Input data:
────

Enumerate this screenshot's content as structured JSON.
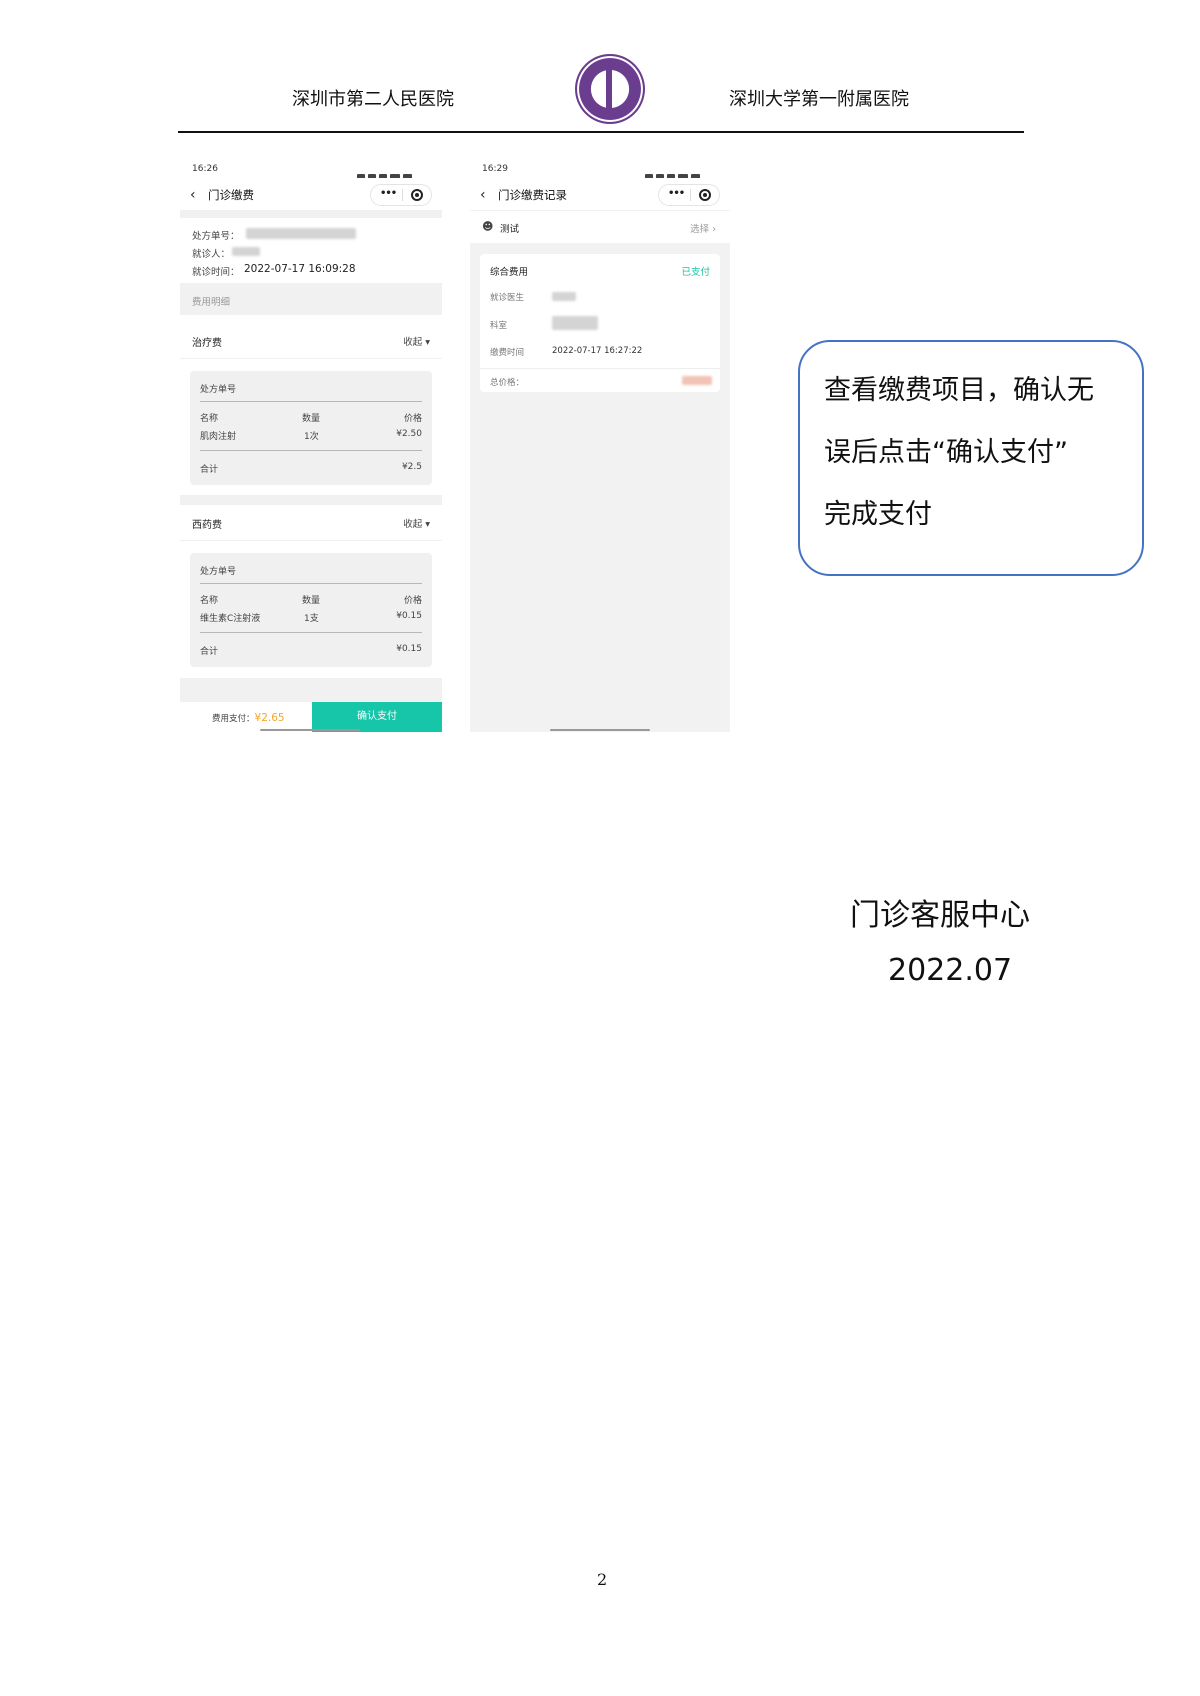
{
  "header": {
    "left_hospital": "深圳市第二人民医院",
    "right_hospital": "深圳大学第一附属医院"
  },
  "screen1": {
    "time": "16:26",
    "title": "门诊缴费",
    "prescription_no_label": "处方单号：",
    "patient_label": "就诊人：",
    "visit_time_label": "就诊时间：",
    "visit_time_value": "2022-07-17 16:09:28",
    "fee_detail_label": "费用明细",
    "sections": [
      {
        "name": "治疗费",
        "toggle": "收起",
        "card": {
          "prescription_label": "处方单号",
          "col_name": "名称",
          "col_qty": "数量",
          "col_price": "价格",
          "item_name": "肌肉注射",
          "item_qty": "1次",
          "item_price": "¥2.50",
          "total_label": "合计",
          "total_value": "¥2.5"
        }
      },
      {
        "name": "西药费",
        "toggle": "收起",
        "card": {
          "prescription_label": "处方单号",
          "col_name": "名称",
          "col_qty": "数量",
          "col_price": "价格",
          "item_name": "维生素C注射液",
          "item_qty": "1支",
          "item_price": "¥0.15",
          "total_label": "合计",
          "total_value": "¥0.15"
        }
      }
    ],
    "pay_label": "费用支付：",
    "pay_amount": "¥2.65",
    "confirm_button": "确认支付"
  },
  "screen2": {
    "time": "16:29",
    "title": "门诊缴费记录",
    "patient_name": "测试",
    "select_label": "选择",
    "record": {
      "type": "综合费用",
      "status": "已支付",
      "doctor_label": "就诊医生",
      "dept_label": "科室",
      "pay_time_label": "缴费时间",
      "pay_time_value": "2022-07-17 16:27:22",
      "total_label": "总价格："
    }
  },
  "callout": {
    "lines": [
      "查看缴费项目，确认无",
      "误后点击“确认支付”",
      "完成支付"
    ]
  },
  "footer": {
    "department": "门诊客服中心",
    "date": "2022.07"
  },
  "page_number": "2",
  "colors": {
    "accent_teal": "#17c5a8",
    "amount_orange": "#f5a623",
    "callout_border": "#4472c4",
    "logo_purple": "#6a3d8f"
  }
}
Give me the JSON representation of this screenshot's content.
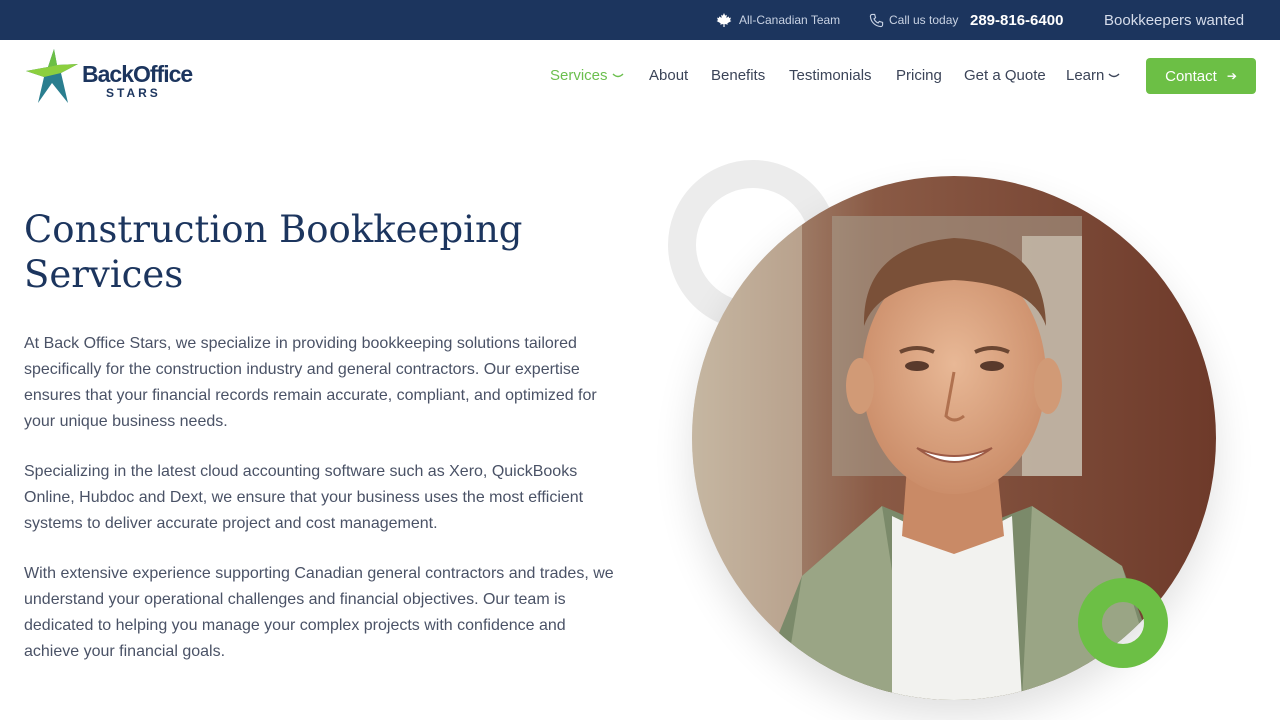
{
  "topbar": {
    "canada_icon": "maple-leaf-icon",
    "canada_label": "All-Canadian Team",
    "phone_icon": "phone-icon",
    "call_label": "Call us today",
    "phone_number": "289-816-6400",
    "hiring_label": "Bookkeepers wanted"
  },
  "logo": {
    "name": "BackOffice",
    "sub": "STARS"
  },
  "nav": {
    "items": [
      {
        "label": "Services",
        "active": true,
        "dropdown": true
      },
      {
        "label": "About"
      },
      {
        "label": "Benefits"
      },
      {
        "label": "Testimonials"
      },
      {
        "label": "Pricing"
      },
      {
        "label": "Get a Quote"
      },
      {
        "label": "Learn",
        "dropdown": true
      }
    ],
    "contact_label": "Contact",
    "contact_icon": "arrow-right-icon"
  },
  "hero": {
    "title": "Construction Bookkeeping Services",
    "paragraphs": [
      "At Back Office Stars, we specialize in providing bookkeeping solutions tailored specifically for the construction industry and general contractors. Our expertise ensures that your financial records remain accurate, compliant, and optimized for your unique business needs.",
      "Specializing in the latest cloud accounting software such as Xero, QuickBooks Online, Hubdoc and Dext, we ensure that your business uses the most efficient systems to deliver accurate project and cost management.",
      "With extensive experience supporting Canadian general contractors and trades, we understand your operational challenges and financial objectives. Our team is dedicated to helping you manage your complex projects with confidence and achieve your financial goals."
    ]
  },
  "colors": {
    "navy": "#1c355e",
    "green": "#6cbf45",
    "teal": "#2a7e8f",
    "text": "#4a5266"
  }
}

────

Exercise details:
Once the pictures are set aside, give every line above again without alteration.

Exercise response:
Enumerate this screenshot's content as structured JSON.
{
  "header": {
    "left_hospital": "深圳市第二人民医院",
    "right_hospital": "深圳大学第一附属医院"
  },
  "screen1": {
    "time": "16:26",
    "title": "门诊缴费",
    "prescription_no_label": "处方单号：",
    "patient_label": "就诊人：",
    "visit_time_label": "就诊时间：",
    "visit_time_value": "2022-07-17 16:09:28",
    "fee_detail_label": "费用明细",
    "sections": [
      {
        "name": "治疗费",
        "toggle": "收起",
        "card": {
          "prescription_label": "处方单号",
          "col_name": "名称",
          "col_qty": "数量",
          "col_price": "价格",
          "item_name": "肌肉注射",
          "item_qty": "1次",
          "item_price": "¥2.50",
          "total_label": "合计",
          "total_value": "¥2.5"
        }
      },
      {
        "name": "西药费",
        "toggle": "收起",
        "card": {
          "prescription_label": "处方单号",
          "col_name": "名称",
          "col_qty": "数量",
          "col_price": "价格",
          "item_name": "维生素C注射液",
          "item_qty": "1支",
          "item_price": "¥0.15",
          "total_label": "合计",
          "total_value": "¥0.15"
        }
      }
    ],
    "pay_label": "费用支付：",
    "pay_amount": "¥2.65",
    "confirm_button": "确认支付"
  },
  "screen2": {
    "time": "16:29",
    "title": "门诊缴费记录",
    "patient_name": "测试",
    "select_label": "选择",
    "record": {
      "type": "综合费用",
      "status": "已支付",
      "doctor_label": "就诊医生",
      "dept_label": "科室",
      "pay_time_label": "缴费时间",
      "pay_time_value": "2022-07-17 16:27:22",
      "total_label": "总价格："
    }
  },
  "callout": {
    "lines": [
      "查看缴费项目，确认无",
      "误后点击“确认支付”",
      "完成支付"
    ]
  },
  "footer": {
    "department": "门诊客服中心",
    "date": "2022.07"
  },
  "page_number": "2",
  "colors": {
    "accent_teal": "#17c5a8",
    "amount_orange": "#f5a623",
    "callout_border": "#4472c4",
    "logo_purple": "#6a3d8f"
  }
}
Give me the JSON representation of this screenshot's content.
{
  "topbar": {
    "canada_icon": "maple-leaf-icon",
    "canada_label": "All-Canadian Team",
    "phone_icon": "phone-icon",
    "call_label": "Call us today",
    "phone_number": "289-816-6400",
    "hiring_label": "Bookkeepers wanted"
  },
  "logo": {
    "name": "BackOffice",
    "sub": "STARS"
  },
  "nav": {
    "items": [
      {
        "label": "Services",
        "active": true,
        "dropdown": true
      },
      {
        "label": "About"
      },
      {
        "label": "Benefits"
      },
      {
        "label": "Testimonials"
      },
      {
        "label": "Pricing"
      },
      {
        "label": "Get a Quote"
      },
      {
        "label": "Learn",
        "dropdown": true
      }
    ],
    "contact_label": "Contact",
    "contact_icon": "arrow-right-icon"
  },
  "hero": {
    "title": "Construction Bookkeeping Services",
    "paragraphs": [
      "At Back Office Stars, we specialize in providing bookkeeping solutions tailored specifically for the construction industry and general contractors. Our expertise ensures that your financial records remain accurate, compliant, and optimized for your unique business needs.",
      "Specializing in the latest cloud accounting software such as Xero, QuickBooks Online, Hubdoc and Dext, we ensure that your business uses the most efficient systems to deliver accurate project and cost management.",
      "With extensive experience supporting Canadian general contractors and trades, we understand your operational challenges and financial objectives. Our team is dedicated to helping you manage your complex projects with confidence and achieve your financial goals."
    ]
  },
  "colors": {
    "navy": "#1c355e",
    "green": "#6cbf45",
    "teal": "#2a7e8f",
    "text": "#4a5266"
  }
}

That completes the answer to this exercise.